'Supreme' Dunguib has bookies running scared
Published 13/02/2010 | 05:00
THERE was a good atmosphere in the betting ring at Leopardstown on Sunday, with Dunguib obviously the star attraction before he heads off to represent Ireland at Cheltenham.
He may have clipped one or two hurdles along the way but to see him come up the rise after the last with Brian O'Connell almost motionless was breathtaking; and the layers were quick to react by cutting him into 5/6 for the Supreme Novices' Hurdle.
Later on, I had to laugh to myself as one seasoned on-course bookmaker tried to pay out winnings to a queue of Spanish students, all of whom had backed Dunguib with €2 each. After handing a couple of them some coppers, he grumpily told the rest of them to "go away and come back after racing" as he tried to get Agus A Vic into the satchel at 4/6 from the bigger punters.
"So much for Irish hospitality," I joked. "Irish hospitality me arse," he said. "I've just done my brains on Joncol, and need to get as much back as I can on this jolly." Business is business -- in fairness, he paid the Spaniards out on Dunguib with a smile on his face when Agus A Vic could only manage third.

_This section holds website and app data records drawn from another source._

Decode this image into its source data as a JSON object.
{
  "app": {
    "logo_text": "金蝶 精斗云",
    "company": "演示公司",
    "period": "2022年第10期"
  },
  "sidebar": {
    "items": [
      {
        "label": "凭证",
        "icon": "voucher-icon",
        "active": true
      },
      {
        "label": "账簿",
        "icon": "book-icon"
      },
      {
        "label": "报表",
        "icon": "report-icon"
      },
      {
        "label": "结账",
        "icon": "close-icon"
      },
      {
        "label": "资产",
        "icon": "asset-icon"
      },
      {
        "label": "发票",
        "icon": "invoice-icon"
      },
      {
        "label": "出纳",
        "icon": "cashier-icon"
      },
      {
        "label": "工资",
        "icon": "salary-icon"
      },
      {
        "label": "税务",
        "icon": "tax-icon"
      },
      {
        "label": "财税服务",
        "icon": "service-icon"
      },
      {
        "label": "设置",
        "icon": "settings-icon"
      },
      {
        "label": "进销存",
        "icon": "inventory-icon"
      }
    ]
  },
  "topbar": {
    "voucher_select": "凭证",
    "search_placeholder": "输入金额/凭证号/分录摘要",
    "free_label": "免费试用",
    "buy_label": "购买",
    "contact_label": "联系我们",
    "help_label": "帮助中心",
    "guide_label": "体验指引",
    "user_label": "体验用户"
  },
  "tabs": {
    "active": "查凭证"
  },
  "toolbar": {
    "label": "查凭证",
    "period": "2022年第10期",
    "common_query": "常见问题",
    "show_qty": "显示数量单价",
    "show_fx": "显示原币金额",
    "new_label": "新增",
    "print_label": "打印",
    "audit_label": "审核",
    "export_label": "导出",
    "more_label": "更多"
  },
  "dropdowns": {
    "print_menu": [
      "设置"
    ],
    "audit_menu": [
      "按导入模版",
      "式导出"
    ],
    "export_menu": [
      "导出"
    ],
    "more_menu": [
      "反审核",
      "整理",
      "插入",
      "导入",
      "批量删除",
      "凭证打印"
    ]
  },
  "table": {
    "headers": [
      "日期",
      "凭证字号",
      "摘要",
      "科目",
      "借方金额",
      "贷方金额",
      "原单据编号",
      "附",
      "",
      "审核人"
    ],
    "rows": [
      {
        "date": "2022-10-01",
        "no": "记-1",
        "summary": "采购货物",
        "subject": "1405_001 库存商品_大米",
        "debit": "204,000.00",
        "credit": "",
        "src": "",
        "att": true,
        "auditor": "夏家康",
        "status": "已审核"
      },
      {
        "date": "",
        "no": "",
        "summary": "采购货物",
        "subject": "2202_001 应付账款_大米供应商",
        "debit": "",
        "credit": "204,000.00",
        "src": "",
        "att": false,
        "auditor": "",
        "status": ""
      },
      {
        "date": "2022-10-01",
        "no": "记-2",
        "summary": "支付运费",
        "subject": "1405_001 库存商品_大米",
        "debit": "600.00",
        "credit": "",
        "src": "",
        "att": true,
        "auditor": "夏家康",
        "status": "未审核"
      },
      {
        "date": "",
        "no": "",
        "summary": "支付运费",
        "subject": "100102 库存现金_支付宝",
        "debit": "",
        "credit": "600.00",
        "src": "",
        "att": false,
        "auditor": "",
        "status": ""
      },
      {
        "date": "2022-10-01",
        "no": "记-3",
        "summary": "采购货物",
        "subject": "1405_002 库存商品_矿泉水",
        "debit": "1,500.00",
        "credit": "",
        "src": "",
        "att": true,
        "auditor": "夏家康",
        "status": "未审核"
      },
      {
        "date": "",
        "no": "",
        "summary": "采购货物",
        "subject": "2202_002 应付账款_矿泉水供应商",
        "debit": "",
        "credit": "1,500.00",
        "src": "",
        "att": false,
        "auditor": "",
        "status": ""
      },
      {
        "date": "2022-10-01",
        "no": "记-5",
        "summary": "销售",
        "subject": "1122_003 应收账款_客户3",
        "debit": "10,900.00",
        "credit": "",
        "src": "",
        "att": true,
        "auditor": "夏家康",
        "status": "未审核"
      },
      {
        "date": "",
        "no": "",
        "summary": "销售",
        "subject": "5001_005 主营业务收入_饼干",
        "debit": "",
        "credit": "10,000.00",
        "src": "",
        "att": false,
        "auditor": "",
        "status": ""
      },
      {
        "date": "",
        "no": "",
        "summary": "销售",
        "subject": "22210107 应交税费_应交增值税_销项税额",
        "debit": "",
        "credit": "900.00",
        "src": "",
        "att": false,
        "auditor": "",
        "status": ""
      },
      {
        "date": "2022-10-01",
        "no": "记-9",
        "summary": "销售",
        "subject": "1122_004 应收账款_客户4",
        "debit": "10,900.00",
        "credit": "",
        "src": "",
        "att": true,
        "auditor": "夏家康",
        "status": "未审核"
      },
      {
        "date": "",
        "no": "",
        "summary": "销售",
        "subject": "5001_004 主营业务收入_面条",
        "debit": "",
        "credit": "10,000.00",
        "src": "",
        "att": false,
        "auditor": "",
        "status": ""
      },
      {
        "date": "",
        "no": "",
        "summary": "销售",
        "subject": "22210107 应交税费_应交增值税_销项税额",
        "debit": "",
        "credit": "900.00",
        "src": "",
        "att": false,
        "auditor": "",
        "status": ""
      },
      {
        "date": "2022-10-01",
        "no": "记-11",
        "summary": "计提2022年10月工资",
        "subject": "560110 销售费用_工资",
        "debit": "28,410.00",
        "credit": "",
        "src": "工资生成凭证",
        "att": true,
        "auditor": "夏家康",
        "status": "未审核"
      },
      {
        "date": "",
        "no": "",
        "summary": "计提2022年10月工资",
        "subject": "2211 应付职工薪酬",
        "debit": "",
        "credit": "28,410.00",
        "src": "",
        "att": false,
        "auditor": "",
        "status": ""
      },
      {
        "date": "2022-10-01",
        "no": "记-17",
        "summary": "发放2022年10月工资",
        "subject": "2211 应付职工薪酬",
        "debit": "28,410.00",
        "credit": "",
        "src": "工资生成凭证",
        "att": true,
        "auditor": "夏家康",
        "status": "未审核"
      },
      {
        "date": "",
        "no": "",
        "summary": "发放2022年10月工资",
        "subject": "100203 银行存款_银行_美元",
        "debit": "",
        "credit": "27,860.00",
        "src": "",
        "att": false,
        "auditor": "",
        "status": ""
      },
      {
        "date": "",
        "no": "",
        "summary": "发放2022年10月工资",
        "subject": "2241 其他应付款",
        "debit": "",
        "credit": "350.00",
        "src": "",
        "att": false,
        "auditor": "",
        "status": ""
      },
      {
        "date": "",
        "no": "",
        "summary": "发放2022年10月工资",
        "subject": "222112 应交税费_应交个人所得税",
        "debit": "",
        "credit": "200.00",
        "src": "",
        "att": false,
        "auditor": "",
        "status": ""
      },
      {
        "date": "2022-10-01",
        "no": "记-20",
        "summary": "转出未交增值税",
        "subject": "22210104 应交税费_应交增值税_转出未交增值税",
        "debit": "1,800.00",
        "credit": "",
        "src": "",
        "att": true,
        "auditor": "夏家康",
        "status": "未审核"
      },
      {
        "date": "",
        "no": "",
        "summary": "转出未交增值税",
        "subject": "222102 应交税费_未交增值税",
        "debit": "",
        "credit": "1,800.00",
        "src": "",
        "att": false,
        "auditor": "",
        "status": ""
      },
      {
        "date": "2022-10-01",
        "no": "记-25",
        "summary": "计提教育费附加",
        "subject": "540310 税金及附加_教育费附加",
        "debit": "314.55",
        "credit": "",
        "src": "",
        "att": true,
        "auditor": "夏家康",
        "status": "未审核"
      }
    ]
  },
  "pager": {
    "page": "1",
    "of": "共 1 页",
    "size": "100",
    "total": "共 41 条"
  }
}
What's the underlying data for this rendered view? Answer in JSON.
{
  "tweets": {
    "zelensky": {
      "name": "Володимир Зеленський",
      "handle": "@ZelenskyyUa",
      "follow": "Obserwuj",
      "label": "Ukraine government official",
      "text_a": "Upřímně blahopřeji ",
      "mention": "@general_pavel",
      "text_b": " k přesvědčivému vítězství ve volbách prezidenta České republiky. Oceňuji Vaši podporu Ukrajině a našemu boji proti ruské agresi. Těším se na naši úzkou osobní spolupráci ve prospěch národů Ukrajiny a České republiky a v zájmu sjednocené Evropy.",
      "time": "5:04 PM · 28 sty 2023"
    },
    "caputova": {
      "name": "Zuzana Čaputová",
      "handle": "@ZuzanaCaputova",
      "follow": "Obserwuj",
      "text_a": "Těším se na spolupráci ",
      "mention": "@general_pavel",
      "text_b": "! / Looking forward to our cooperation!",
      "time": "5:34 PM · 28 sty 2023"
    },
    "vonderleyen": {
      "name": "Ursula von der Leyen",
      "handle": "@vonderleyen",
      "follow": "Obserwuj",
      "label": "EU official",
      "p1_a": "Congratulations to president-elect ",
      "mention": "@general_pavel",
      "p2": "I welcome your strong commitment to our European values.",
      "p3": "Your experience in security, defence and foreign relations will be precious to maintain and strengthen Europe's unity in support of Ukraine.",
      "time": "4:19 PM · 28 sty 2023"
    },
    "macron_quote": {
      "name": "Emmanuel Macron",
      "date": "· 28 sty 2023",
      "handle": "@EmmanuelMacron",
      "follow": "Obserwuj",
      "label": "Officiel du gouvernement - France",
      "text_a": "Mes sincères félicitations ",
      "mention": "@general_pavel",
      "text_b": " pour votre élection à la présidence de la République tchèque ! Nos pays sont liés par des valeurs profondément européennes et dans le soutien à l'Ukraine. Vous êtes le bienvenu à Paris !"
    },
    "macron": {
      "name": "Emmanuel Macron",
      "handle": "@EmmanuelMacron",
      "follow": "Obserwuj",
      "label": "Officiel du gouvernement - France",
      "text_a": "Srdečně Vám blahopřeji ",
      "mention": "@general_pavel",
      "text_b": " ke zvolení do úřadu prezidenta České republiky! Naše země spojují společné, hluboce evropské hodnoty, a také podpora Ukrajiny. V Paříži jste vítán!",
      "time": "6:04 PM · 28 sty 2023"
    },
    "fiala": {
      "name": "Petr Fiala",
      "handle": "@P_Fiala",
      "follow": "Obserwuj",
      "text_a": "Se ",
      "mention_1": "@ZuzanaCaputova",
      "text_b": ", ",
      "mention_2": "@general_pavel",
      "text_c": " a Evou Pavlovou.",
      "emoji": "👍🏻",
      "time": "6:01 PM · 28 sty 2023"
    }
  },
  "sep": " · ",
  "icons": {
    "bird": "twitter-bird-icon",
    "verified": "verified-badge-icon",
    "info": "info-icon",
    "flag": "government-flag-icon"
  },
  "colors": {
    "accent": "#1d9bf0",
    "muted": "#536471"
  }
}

So is Dunguib too short for the festival at 5/6? It's hard to say really but let me put it another way: If you think his chances of finding himself in the winners circle after the race are greater than 55pc (as those odds suggest), then you should have a bet. It's as simple as that really and there's no need to over analyse the situation. People have all sorts of rules about not backing below certain odds but value can be found at all ends of the sphere.
Last week wasn't the greatest for this column with Cooldine getting chinned and Free World coming third -- but we're still a few quid in the black for 2010 and I'm hoping to continue to build the Cheltenham betting pot each week as the festival gets ever closer.
Newbury's Totesport Trophy Hurdle is my next port of call (3.05) today and the market for this race has been fascinating, with Paul Nicholls' Takeroc matched as high as 239/1 on the machine ante-post. But when the trainer told punters last Saturday that he could be a good each-way bet, a wholesale gamble ensued for the week which has pushed his price as low as 8/1 in places yesterday.
He has claims of course, and I wouldn't put anyone off backing -- but in my eyes he's just too short and I can't be having him at single-figure odds. My own fancy for the race is the Alan King-trained Manyriverstocross. I was both encouraged and disappointed to read King give an upbeat report about the five-year-old on Wednesday.
Encouraged as the trainer echoed what I had been thinking all week, the disappointment came when his odds got a trimming afterwards. He flopped last time at Newbury but big fields and a strong pace will suit his style and 12/1 still looks like good each-way value with Boylesports.
Of the bigger priced outsiders, I'll have a win and place bet on Nick Gifford's Paschra Bere, currently 80/1 on Betfair. He ran out of steam at Sandown, but today could see an improvement and at these weights, he's entitled to go better than his odds suggest.
Meanwhile, I think we'll see a vast improvement in Ireland's performance as they take on France in Paris today. The reigning Grand Slam champions are good value for the win at 2/1 (Betfair).
The more conservative punter may settle for the even money on offer on Ireland +5.5 points (Boyles). I'm expecting an open game and suggest backing over 38.5 points at 10/11 (totesport) and over 3.5 tries at 11/10 with the same firm. Keith Earls should see a lot of ball and is worth backing for small stakes to score the first try each way at 16/1 (extrabet).
2.15 Warwick -- Long Run
3.00 Lingfield -- Robby Bobby
3.05 Newbury -- Manyriverstocross (each-way)
3.05 Newbury -- Paschra Bere (0.5pt win & 0.5pt place on Betfair)